====== GIVEN ENTRIES

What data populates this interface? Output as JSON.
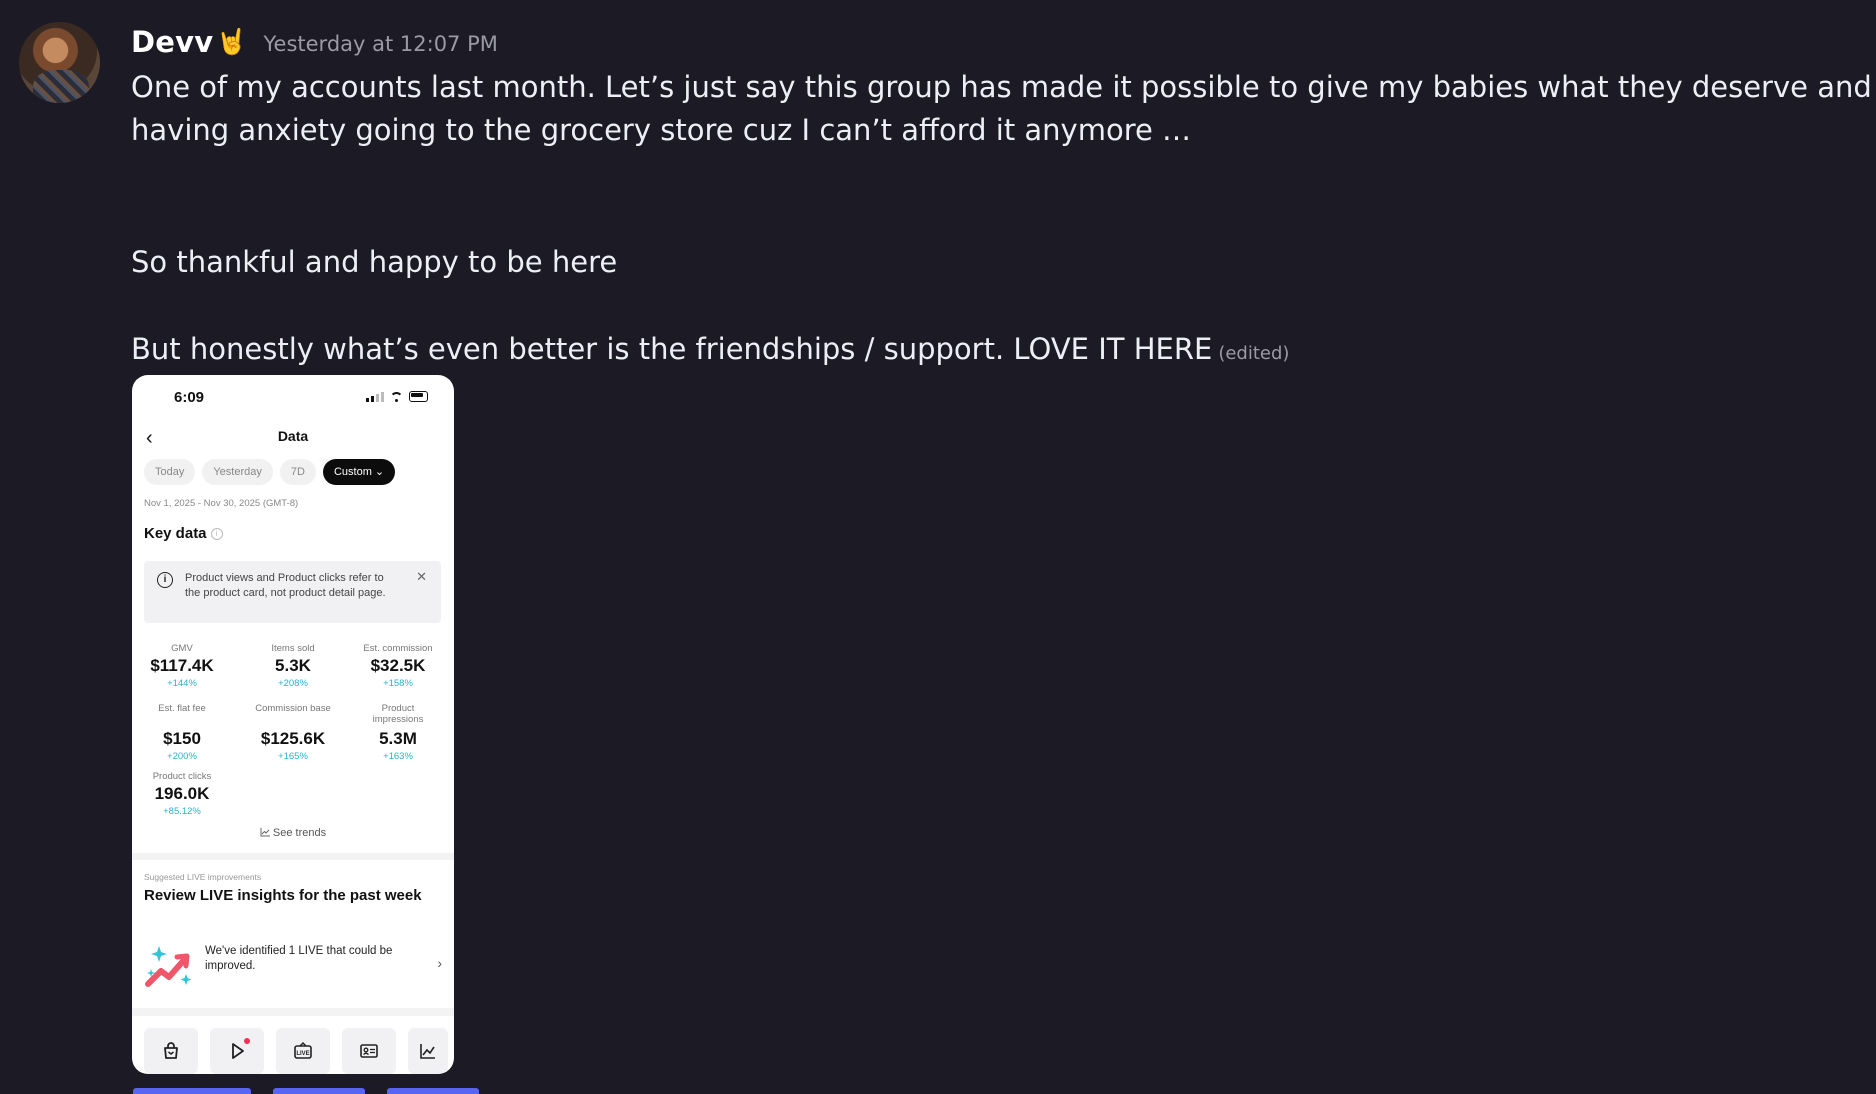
{
  "message": {
    "author": "Devv",
    "author_emoji": "🤘",
    "timestamp": "Yesterday at 12:07 PM",
    "line1": "One of my accounts last month. Let’s just say this group has made it possible to give my babies what they deserve and not",
    "line2": "having anxiety going to the grocery store cuz I can’t afford it anymore …",
    "line3": "So thankful and happy to be here",
    "line4": "But honestly what’s even better is the friendships / support.  LOVE IT HERE",
    "edited": "(edited)"
  },
  "phone": {
    "time": "6:09",
    "title": "Data",
    "back_icon": "chevron-left-icon",
    "chips": [
      "Today",
      "Yesterday",
      "7D",
      "Custom ⌄"
    ],
    "active_chip": "Custom",
    "date_range": "Nov 1, 2025 - Nov 30, 2025 (GMT-8)",
    "key_data_label": "Key data",
    "notice": "Product views and Product clicks refer to the product card, not product detail page.",
    "stats": [
      {
        "label": "GMV",
        "value": "$117.4K",
        "change": "+144%"
      },
      {
        "label": "Items sold",
        "value": "5.3K",
        "change": "+208%"
      },
      {
        "label": "Est. commission",
        "value": "$32.5K",
        "change": "+158%"
      },
      {
        "label": "Est. flat fee",
        "value": "$150",
        "change": "+200%"
      },
      {
        "label": "Commission base",
        "value": "$125.6K",
        "change": "+165%"
      },
      {
        "label": "Product impressions",
        "value": "5.3M",
        "change": "+163%"
      },
      {
        "label": "Product clicks",
        "value": "196.0K",
        "change": "+85.12%"
      }
    ],
    "see_trends": "See trends",
    "suggested_label": "Suggested LIVE improvements",
    "review_title": "Review LIVE insights for the past week",
    "improve_text": "We've identified 1 LIVE that could be improved.",
    "tab_icons": [
      "shopping-bag-icon",
      "play-icon",
      "live-icon",
      "id-card-icon",
      "chart-icon"
    ],
    "colors": {
      "accent_change": "#2ab3c6",
      "notification_dot": "#fe2c55"
    }
  }
}
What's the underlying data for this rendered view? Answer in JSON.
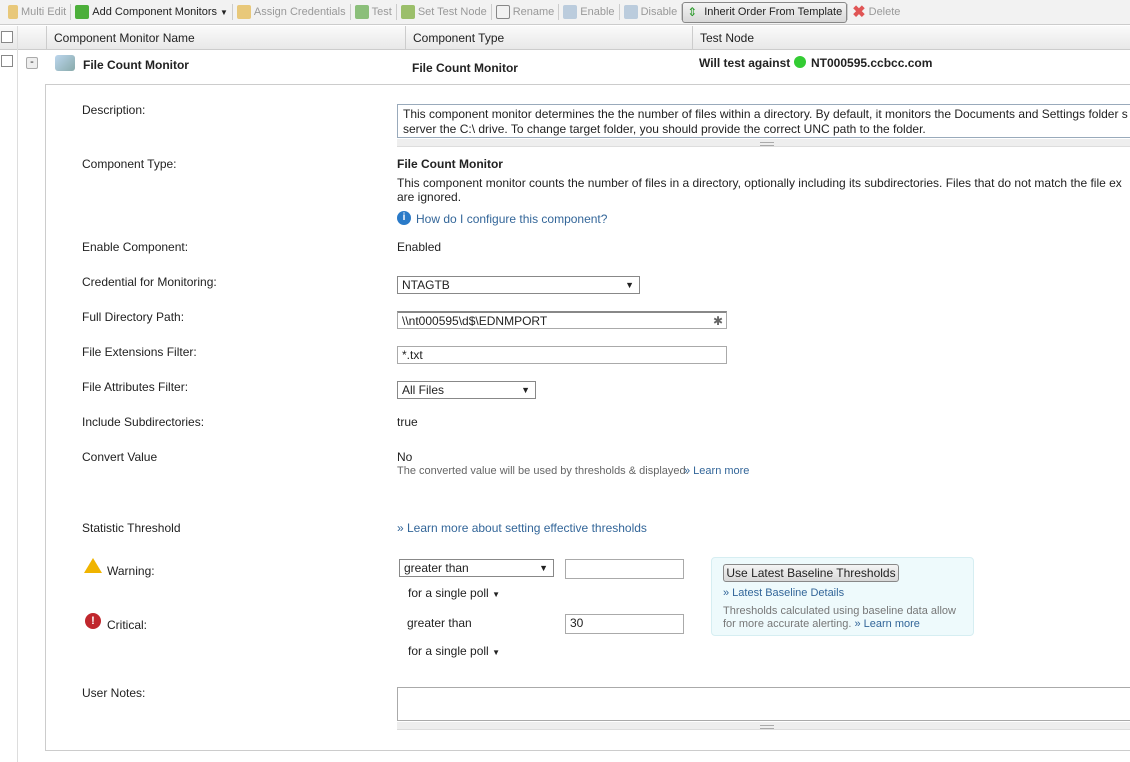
{
  "toolbar": {
    "multi_edit": "Multi Edit",
    "add": "Add Component Monitors",
    "assign": "Assign Credentials",
    "test": "Test",
    "set_node": "Set Test Node",
    "rename": "Rename",
    "enable": "Enable",
    "disable": "Disable",
    "inherit": "Inherit Order From Template",
    "delete": "Delete"
  },
  "grid": {
    "headers": [
      "Component Monitor Name",
      "Component Type",
      "Test Node"
    ],
    "row": {
      "name": "File Count Monitor",
      "type": "File Count Monitor",
      "test_prefix": "Will test against",
      "node": "NT000595.ccbcc.com",
      "node_status_color": "#33cc33"
    }
  },
  "form": {
    "description": {
      "label": "Description:",
      "value": "This component monitor determines the the number of files within a directory. By default, it monitors the Documents and Settings folder s",
      "value2": "server the C:\\ drive. To change target folder, you should provide the correct UNC path to the folder."
    },
    "component_type": {
      "label": "Component Type:",
      "title": "File Count Monitor",
      "desc": "This component monitor counts the number of files in a directory, optionally including its subdirectories. Files that do not match the file ex",
      "desc2": "are ignored.",
      "help": "How do I configure this component?"
    },
    "enable": {
      "label": "Enable Component:",
      "value": "Enabled"
    },
    "credential": {
      "label": "Credential for Monitoring:",
      "value": "NTAGTB"
    },
    "path": {
      "label": "Full Directory Path:",
      "value": "\\\\nt000595\\d$\\EDNMPORT"
    },
    "extensions": {
      "label": "File Extensions Filter:",
      "value": "*.txt"
    },
    "attributes": {
      "label": "File Attributes Filter:",
      "value": "All Files"
    },
    "subdirs": {
      "label": "Include Subdirectories:",
      "value": "true"
    },
    "convert": {
      "label": "Convert Value",
      "value": "No",
      "note": "The converted value will be used by thresholds & displayed.",
      "link": "» Learn more"
    },
    "statistic": {
      "label": "Statistic Threshold",
      "link": "» Learn more about setting effective thresholds"
    },
    "warning": {
      "label": "Warning:",
      "operator": "greater than",
      "value": "",
      "poll": "for a single poll"
    },
    "critical": {
      "label": "Critical:",
      "operator": "greater than",
      "value": "30",
      "poll": "for a single poll"
    },
    "baseline": {
      "button": "Use Latest Baseline Thresholds",
      "details": "» Latest Baseline Details",
      "text1": "Thresholds calculated using baseline data allow",
      "text2": "for more accurate alerting.",
      "learn": "» Learn more"
    },
    "notes": {
      "label": "User Notes:",
      "value": ""
    }
  }
}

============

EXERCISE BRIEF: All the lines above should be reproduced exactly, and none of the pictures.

RESULT:
What data populates this interface? Output as JSON.
{
  "message": {
    "author": "Devv",
    "author_emoji": "🤘",
    "timestamp": "Yesterday at 12:07 PM",
    "line1": "One of my accounts last month. Let’s just say this group has made it possible to give my babies what they deserve and not",
    "line2": "having anxiety going to the grocery store cuz I can’t afford it anymore …",
    "line3": "So thankful and happy to be here",
    "line4": "But honestly what’s even better is the friendships / support.  LOVE IT HERE",
    "edited": "(edited)"
  },
  "phone": {
    "time": "6:09",
    "title": "Data",
    "back_icon": "chevron-left-icon",
    "chips": [
      "Today",
      "Yesterday",
      "7D",
      "Custom ⌄"
    ],
    "active_chip": "Custom",
    "date_range": "Nov 1, 2025 - Nov 30, 2025 (GMT-8)",
    "key_data_label": "Key data",
    "notice": "Product views and Product clicks refer to the product card, not product detail page.",
    "stats": [
      {
        "label": "GMV",
        "value": "$117.4K",
        "change": "+144%"
      },
      {
        "label": "Items sold",
        "value": "5.3K",
        "change": "+208%"
      },
      {
        "label": "Est. commission",
        "value": "$32.5K",
        "change": "+158%"
      },
      {
        "label": "Est. flat fee",
        "value": "$150",
        "change": "+200%"
      },
      {
        "label": "Commission base",
        "value": "$125.6K",
        "change": "+165%"
      },
      {
        "label": "Product impressions",
        "value": "5.3M",
        "change": "+163%"
      },
      {
        "label": "Product clicks",
        "value": "196.0K",
        "change": "+85.12%"
      }
    ],
    "see_trends": "See trends",
    "suggested_label": "Suggested LIVE improvements",
    "review_title": "Review LIVE insights for the past week",
    "improve_text": "We've identified 1 LIVE that could be improved.",
    "tab_icons": [
      "shopping-bag-icon",
      "play-icon",
      "live-icon",
      "id-card-icon",
      "chart-icon"
    ],
    "colors": {
      "accent_change": "#2ab3c6",
      "notification_dot": "#fe2c55"
    }
  }
}
What's the underlying data for this rendered view? Answer in JSON.
{
  "toolbar": {
    "multi_edit": "Multi Edit",
    "add": "Add Component Monitors",
    "assign": "Assign Credentials",
    "test": "Test",
    "set_node": "Set Test Node",
    "rename": "Rename",
    "enable": "Enable",
    "disable": "Disable",
    "inherit": "Inherit Order From Template",
    "delete": "Delete"
  },
  "grid": {
    "headers": [
      "Component Monitor Name",
      "Component Type",
      "Test Node"
    ],
    "row": {
      "name": "File Count Monitor",
      "type": "File Count Monitor",
      "test_prefix": "Will test against",
      "node": "NT000595.ccbcc.com",
      "node_status_color": "#33cc33"
    }
  },
  "form": {
    "description": {
      "label": "Description:",
      "value": "This component monitor determines the the number of files within a directory. By default, it monitors the Documents and Settings folder s",
      "value2": "server the C:\\ drive. To change target folder, you should provide the correct UNC path to the folder."
    },
    "component_type": {
      "label": "Component Type:",
      "title": "File Count Monitor",
      "desc": "This component monitor counts the number of files in a directory, optionally including its subdirectories. Files that do not match the file ex",
      "desc2": "are ignored.",
      "help": "How do I configure this component?"
    },
    "enable": {
      "label": "Enable Component:",
      "value": "Enabled"
    },
    "credential": {
      "label": "Credential for Monitoring:",
      "value": "NTAGTB"
    },
    "path": {
      "label": "Full Directory Path:",
      "value": "\\\\nt000595\\d$\\EDNMPORT"
    },
    "extensions": {
      "label": "File Extensions Filter:",
      "value": "*.txt"
    },
    "attributes": {
      "label": "File Attributes Filter:",
      "value": "All Files"
    },
    "subdirs": {
      "label": "Include Subdirectories:",
      "value": "true"
    },
    "convert": {
      "label": "Convert Value",
      "value": "No",
      "note": "The converted value will be used by thresholds & displayed.",
      "link": "» Learn more"
    },
    "statistic": {
      "label": "Statistic Threshold",
      "link": "» Learn more about setting effective thresholds"
    },
    "warning": {
      "label": "Warning:",
      "operator": "greater than",
      "value": "",
      "poll": "for a single poll"
    },
    "critical": {
      "label": "Critical:",
      "operator": "greater than",
      "value": "30",
      "poll": "for a single poll"
    },
    "baseline": {
      "button": "Use Latest Baseline Thresholds",
      "details": "» Latest Baseline Details",
      "text1": "Thresholds calculated using baseline data allow",
      "text2": "for more accurate alerting.",
      "learn": "» Learn more"
    },
    "notes": {
      "label": "User Notes:",
      "value": ""
    }
  }
}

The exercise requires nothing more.